§ Exercise requirements: A complete answer includes every line below with the word "Road".

§ Materials provided:
· · · · · · ·

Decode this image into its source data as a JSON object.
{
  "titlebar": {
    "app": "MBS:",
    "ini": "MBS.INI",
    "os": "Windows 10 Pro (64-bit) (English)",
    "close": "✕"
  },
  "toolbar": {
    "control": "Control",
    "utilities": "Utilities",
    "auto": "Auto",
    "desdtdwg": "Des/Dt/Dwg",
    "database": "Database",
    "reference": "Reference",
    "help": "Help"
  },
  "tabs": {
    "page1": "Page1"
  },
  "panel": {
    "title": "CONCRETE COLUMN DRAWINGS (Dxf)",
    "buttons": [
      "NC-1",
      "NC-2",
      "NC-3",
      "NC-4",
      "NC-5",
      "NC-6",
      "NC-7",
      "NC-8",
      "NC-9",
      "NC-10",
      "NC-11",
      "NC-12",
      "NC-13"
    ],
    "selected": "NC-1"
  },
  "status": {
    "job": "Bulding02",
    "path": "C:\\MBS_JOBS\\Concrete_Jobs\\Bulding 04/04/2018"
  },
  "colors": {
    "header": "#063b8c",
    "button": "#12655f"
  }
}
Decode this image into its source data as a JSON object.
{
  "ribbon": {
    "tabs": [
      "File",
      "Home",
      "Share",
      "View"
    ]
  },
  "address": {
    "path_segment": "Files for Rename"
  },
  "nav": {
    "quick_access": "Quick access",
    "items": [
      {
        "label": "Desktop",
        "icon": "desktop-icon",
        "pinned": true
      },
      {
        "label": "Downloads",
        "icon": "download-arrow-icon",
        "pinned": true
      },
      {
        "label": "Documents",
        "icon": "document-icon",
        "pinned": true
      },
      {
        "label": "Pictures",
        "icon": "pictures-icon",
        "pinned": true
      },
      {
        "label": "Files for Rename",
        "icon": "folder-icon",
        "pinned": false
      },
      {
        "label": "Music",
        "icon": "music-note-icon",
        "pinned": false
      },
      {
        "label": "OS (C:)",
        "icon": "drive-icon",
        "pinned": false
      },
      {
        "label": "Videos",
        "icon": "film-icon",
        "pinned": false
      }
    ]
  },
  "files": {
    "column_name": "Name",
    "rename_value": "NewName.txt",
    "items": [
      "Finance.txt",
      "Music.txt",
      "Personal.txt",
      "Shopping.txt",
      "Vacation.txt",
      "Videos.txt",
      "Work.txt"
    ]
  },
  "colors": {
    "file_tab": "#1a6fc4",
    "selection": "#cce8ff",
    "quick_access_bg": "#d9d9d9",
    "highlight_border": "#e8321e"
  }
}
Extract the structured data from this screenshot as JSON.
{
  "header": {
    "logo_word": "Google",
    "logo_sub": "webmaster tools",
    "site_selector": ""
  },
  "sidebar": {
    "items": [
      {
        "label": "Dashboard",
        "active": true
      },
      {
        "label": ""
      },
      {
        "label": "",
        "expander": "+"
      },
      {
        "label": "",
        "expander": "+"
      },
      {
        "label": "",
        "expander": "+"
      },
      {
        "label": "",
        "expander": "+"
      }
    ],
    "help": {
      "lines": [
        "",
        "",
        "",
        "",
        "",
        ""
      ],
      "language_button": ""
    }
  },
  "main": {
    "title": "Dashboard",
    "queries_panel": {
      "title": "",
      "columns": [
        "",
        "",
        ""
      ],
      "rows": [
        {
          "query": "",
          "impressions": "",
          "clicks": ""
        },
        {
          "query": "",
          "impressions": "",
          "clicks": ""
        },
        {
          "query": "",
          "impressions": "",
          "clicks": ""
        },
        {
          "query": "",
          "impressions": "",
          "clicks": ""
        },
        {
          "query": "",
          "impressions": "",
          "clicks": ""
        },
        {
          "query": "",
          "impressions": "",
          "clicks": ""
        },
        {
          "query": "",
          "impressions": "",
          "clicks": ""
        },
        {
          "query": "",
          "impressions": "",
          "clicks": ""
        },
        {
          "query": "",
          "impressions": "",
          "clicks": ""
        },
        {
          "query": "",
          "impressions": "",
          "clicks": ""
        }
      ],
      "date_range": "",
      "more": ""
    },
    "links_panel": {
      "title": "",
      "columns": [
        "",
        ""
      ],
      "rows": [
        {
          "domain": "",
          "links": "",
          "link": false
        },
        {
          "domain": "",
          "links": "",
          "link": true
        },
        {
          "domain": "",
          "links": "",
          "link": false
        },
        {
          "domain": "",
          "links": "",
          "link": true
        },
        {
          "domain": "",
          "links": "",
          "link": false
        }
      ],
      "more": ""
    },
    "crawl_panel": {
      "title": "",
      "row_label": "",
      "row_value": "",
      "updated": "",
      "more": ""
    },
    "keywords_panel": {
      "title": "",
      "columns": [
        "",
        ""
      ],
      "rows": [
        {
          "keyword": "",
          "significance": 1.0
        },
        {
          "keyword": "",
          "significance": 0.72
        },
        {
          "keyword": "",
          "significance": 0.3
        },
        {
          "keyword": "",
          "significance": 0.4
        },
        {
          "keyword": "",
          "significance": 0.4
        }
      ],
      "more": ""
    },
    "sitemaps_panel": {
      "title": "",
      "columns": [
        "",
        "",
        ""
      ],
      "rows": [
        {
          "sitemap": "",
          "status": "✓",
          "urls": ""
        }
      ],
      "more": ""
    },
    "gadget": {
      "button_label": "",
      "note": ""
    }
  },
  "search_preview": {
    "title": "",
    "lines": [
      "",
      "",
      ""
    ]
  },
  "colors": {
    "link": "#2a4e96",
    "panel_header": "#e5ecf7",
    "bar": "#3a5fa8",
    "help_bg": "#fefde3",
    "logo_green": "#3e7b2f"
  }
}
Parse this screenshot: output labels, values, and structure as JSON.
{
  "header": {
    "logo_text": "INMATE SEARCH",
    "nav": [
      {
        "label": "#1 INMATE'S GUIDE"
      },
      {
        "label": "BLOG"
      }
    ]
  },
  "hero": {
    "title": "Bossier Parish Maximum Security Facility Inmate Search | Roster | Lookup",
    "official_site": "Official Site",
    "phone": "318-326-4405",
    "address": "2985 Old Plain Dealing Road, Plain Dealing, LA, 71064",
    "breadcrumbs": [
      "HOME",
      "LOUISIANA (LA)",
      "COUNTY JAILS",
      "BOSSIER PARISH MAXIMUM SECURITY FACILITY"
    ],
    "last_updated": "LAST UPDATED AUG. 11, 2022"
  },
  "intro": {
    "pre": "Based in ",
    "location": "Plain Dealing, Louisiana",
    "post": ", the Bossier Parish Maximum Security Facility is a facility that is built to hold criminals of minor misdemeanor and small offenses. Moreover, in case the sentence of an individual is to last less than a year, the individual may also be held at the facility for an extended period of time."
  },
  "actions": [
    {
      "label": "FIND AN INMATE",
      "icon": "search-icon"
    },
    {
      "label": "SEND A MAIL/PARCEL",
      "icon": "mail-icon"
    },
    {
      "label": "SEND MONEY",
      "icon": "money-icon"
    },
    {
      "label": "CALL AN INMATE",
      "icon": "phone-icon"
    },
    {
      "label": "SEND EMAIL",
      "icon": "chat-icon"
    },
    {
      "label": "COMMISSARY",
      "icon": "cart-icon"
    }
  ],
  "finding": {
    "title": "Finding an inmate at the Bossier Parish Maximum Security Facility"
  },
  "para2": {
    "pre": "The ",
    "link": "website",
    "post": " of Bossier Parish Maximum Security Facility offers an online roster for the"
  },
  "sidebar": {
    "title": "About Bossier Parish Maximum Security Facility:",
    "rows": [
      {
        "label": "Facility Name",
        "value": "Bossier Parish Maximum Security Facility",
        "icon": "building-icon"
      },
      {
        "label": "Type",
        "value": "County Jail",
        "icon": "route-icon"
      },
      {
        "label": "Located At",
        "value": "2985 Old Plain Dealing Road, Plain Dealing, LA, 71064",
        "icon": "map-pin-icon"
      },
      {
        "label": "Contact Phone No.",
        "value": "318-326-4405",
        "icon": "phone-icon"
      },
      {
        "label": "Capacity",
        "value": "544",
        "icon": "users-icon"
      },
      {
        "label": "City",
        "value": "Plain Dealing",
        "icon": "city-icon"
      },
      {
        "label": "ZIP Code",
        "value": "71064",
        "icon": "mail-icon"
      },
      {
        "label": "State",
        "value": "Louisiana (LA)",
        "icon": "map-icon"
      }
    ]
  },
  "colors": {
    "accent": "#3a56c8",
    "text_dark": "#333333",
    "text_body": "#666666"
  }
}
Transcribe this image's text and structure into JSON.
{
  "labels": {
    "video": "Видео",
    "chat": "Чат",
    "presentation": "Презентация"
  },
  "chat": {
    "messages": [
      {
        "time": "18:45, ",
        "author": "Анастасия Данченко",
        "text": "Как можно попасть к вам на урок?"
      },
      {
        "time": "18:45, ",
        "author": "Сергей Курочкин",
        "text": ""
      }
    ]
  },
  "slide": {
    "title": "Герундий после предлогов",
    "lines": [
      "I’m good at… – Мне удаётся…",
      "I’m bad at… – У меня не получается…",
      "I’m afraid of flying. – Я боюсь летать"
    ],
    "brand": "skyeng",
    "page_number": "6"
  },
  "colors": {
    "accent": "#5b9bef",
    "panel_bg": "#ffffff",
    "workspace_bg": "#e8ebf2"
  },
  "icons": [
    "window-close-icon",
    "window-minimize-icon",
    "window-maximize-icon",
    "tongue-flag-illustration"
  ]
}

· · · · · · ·

§ Answer to the exercise:
    "address": "2985 Old Plain Dealing Road, Plain Dealing, LA, 71064",
        "value": "2985 Old Plain Dealing Road, Plain Dealing, LA, 71064",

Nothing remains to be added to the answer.